Goal of the exercise:
Every entry below is to be copied exactly, with nothing omitted.

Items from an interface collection
┌──

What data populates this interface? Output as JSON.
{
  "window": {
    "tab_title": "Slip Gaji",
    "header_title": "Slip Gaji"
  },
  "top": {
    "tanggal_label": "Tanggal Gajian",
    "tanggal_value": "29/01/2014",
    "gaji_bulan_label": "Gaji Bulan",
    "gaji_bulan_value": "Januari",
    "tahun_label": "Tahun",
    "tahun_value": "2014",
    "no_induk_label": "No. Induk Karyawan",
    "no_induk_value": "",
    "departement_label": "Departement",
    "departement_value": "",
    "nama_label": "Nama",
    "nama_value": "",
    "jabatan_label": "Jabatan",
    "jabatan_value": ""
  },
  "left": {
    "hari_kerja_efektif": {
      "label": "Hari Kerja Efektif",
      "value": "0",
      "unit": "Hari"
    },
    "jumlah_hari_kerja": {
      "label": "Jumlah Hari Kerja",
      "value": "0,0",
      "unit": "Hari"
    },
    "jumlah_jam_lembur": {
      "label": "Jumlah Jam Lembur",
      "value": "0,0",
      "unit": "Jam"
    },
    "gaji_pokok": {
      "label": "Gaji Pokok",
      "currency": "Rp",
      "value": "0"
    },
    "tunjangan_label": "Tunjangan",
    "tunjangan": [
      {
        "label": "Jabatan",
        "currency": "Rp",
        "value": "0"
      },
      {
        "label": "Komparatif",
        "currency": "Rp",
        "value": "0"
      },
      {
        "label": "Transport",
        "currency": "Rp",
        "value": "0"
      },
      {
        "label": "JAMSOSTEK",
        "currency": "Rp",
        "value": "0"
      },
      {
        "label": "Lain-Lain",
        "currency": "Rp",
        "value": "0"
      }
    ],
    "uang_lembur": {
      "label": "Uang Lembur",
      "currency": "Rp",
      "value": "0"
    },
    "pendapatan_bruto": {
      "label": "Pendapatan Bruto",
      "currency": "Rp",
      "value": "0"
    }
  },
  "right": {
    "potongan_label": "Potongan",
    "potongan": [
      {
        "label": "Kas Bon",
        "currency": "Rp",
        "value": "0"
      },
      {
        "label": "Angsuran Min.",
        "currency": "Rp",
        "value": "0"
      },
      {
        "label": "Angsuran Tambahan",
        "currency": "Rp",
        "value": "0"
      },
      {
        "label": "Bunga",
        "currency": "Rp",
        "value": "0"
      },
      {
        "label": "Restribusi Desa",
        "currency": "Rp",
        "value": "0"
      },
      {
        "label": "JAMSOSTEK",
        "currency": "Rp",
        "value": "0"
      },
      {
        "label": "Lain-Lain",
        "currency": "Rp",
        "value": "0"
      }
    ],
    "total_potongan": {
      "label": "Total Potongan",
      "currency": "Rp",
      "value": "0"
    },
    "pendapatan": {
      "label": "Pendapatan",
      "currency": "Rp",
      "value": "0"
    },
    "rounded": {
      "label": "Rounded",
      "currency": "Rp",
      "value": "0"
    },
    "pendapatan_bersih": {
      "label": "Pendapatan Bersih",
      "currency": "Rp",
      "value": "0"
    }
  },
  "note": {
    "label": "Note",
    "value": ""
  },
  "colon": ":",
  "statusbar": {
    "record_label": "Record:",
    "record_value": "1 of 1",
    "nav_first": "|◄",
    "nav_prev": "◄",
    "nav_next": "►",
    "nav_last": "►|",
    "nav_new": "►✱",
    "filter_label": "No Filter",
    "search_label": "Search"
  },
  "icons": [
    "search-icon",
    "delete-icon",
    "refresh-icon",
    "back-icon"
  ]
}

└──

Solution for this task:
What data populates this interface? Output as JSON.
{
  "window": {
    "tab_title": "Slip Gaji",
    "header_title": "Slip Gaji"
  },
  "top": {
    "tanggal_label": "Tanggal Gajian",
    "tanggal_value": "29/01/2014",
    "gaji_bulan_label": "Gaji Bulan",
    "gaji_bulan_value": "Januari",
    "tahun_label": "Tahun",
    "tahun_value": "2014",
    "no_induk_label": "No. Induk Karyawan",
    "no_induk_value": "",
    "departement_label": "Departement",
    "departement_value": "",
    "nama_label": "Nama",
    "nama_value": "",
    "jabatan_label": "Jabatan",
    "jabatan_value": ""
  },
  "left": {
    "hari_kerja_efektif": {
      "label": "Hari Kerja Efektif",
      "value": "0",
      "unit": "Hari"
    },
    "jumlah_hari_kerja": {
      "label": "Jumlah Hari Kerja",
      "value": "0,0",
      "unit": "Hari"
    },
    "jumlah_jam_lembur": {
      "label": "Jumlah Jam Lembur",
      "value": "0,0",
      "unit": "Jam"
    },
    "gaji_pokok": {
      "label": "Gaji Pokok",
      "currency": "Rp",
      "value": "0"
    },
    "tunjangan_label": "Tunjangan",
    "tunjangan": [
      {
        "label": "Jabatan",
        "currency": "Rp",
        "value": "0"
      },
      {
        "label": "Komparatif",
        "currency": "Rp",
        "value": "0"
      },
      {
        "label": "Transport",
        "currency": "Rp",
        "value": "0"
      },
      {
        "label": "JAMSOSTEK",
        "currency": "Rp",
        "value": "0"
      },
      {
        "label": "Lain-Lain",
        "currency": "Rp",
        "value": "0"
      }
    ],
    "uang_lembur": {
      "label": "Uang Lembur",
      "currency": "Rp",
      "value": "0"
    },
    "pendapatan_bruto": {
      "label": "Pendapatan Bruto",
      "currency": "Rp",
      "value": "0"
    }
  },
  "right": {
    "potongan_label": "Potongan",
    "potongan": [
      {
        "label": "Kas Bon",
        "currency": "Rp",
        "value": "0"
      },
      {
        "label": "Angsuran Min.",
        "currency": "Rp",
        "value": "0"
      },
      {
        "label": "Angsuran Tambahan",
        "currency": "Rp",
        "value": "0"
      },
      {
        "label": "Bunga",
        "currency": "Rp",
        "value": "0"
      },
      {
        "label": "Restribusi Desa",
        "currency": "Rp",
        "value": "0"
      },
      {
        "label": "JAMSOSTEK",
        "currency": "Rp",
        "value": "0"
      },
      {
        "label": "Lain-Lain",
        "currency": "Rp",
        "value": "0"
      }
    ],
    "total_potongan": {
      "label": "Total Potongan",
      "currency": "Rp",
      "value": "0"
    },
    "pendapatan": {
      "label": "Pendapatan",
      "currency": "Rp",
      "value": "0"
    },
    "rounded": {
      "label": "Rounded",
      "currency": "Rp",
      "value": "0"
    },
    "pendapatan_bersih": {
      "label": "Pendapatan Bersih",
      "currency": "Rp",
      "value": "0"
    }
  },
  "note": {
    "label": "Note",
    "value": ""
  },
  "colon": ":",
  "statusbar": {
    "record_label": "Record:",
    "record_value": "1 of 1",
    "nav_first": "|◄",
    "nav_prev": "◄",
    "nav_next": "►",
    "nav_last": "►|",
    "nav_new": "►✱",
    "filter_label": "No Filter",
    "search_label": "Search"
  },
  "icons": [
    "search-icon",
    "delete-icon",
    "refresh-icon",
    "back-icon"
  ]
}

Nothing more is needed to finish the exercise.